We crossed the Mackinac Bridge in a snowstorm on a day that started rainy in Detroit, turned quickly to ice by the time we passed Auburn Hills and then became firmly snowy by the time we passed Flint. By the time we crossed into the Upper Peninsula, our highway speed topped out at 35 mph.
Slowing down allows for better looking. These are dunes along Lake Michigan on the Upper Peninsula, near St. Ignace.
The stories these cabins could tell.
Sometimes the snow blows in your face and sometimes someone does it for you.
Stopping overnight in Marquette always means three things to me: peeping the icy magnificent navy Big Bay, getting a maple cream latte at Sweet Water and visiting Snowbound Books.
It’s a long wooded drive from Marquette to the Wisconsin line.
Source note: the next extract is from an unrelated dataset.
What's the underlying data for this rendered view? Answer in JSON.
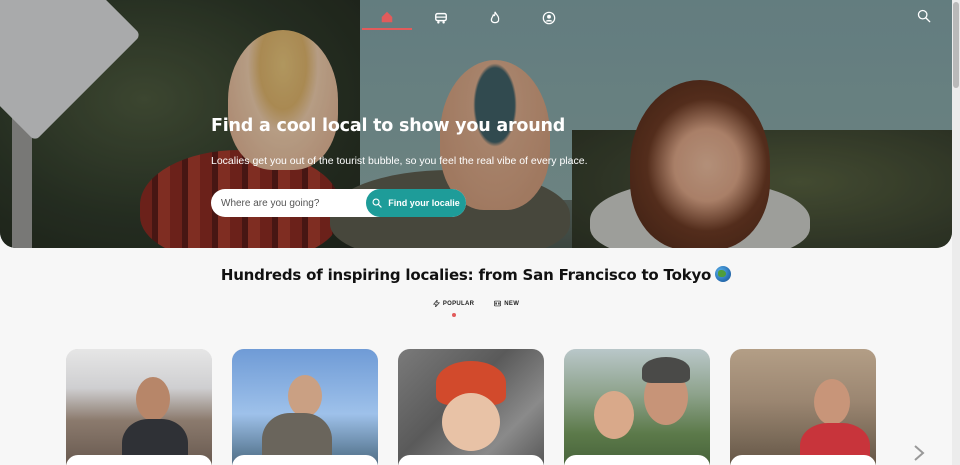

And once you cross it, you can tell you’re in another state. A more abundantly snowy one, for starters.
Snow so deep that dogs can swim in it in Ashland.
Once we got to Duluth, our ultimate destination, we snuggled into our room in Canal Park, rising the next day for the dawn. It’s easy to catch a winter sunrise up here. This one happened around 8 a.m.
A long-running joke is that Duluth is the San Francisco of the Upper Midwest.
I kind of agree.
It’s hilly and on water. Lake Superior.
We saw ducks swimming in the cold, cold lake. A reminder that cold is relative.
A visit to Duluth is not complete without a visit to the Duluth Grill for their red flannel hash.
The light up north always fills me with joy. The snow reflects and glows. The world seems on the brink of something good. Visiting this hardy place reminds me that we’re at an inflection point. And with that, promise of new experiences and growth. Good bye, 2013. You were sure interesting.
I know nothing about that part of the country and love your little tour — sitting in front of the fireplace glad that I’m not on those snowy roads. But it sure is pretty. Thank you!